§ Exercise goal
Where in the entries below does "Create" appear? Copy every line that has it.

(Interface dataset entries)
=-=-=-=-=

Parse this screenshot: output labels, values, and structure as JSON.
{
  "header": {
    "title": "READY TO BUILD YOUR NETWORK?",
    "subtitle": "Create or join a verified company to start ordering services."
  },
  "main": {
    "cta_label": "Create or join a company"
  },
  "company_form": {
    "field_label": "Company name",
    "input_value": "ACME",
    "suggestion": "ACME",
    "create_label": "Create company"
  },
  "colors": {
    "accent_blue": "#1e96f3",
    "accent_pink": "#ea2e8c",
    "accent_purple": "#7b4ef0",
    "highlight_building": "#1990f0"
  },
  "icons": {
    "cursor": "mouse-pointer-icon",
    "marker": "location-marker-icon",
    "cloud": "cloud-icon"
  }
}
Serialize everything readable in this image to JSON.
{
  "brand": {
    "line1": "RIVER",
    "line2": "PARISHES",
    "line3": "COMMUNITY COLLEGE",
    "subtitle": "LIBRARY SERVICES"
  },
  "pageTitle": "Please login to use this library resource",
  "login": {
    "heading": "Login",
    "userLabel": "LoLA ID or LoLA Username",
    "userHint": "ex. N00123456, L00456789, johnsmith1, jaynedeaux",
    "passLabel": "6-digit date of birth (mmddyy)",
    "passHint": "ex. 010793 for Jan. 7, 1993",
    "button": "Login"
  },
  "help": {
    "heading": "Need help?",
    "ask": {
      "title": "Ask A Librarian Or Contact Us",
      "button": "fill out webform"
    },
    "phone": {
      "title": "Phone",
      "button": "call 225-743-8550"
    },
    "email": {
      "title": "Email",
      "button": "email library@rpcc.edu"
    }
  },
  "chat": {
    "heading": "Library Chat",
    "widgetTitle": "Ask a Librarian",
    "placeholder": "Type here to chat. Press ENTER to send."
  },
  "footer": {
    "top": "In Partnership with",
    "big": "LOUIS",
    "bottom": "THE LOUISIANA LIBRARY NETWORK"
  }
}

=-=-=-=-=

§ Task output
    "subtitle": "Create or join a verified company to start ordering services."
    "cta_label": "Create or join a company"
    "create_label": "Create company"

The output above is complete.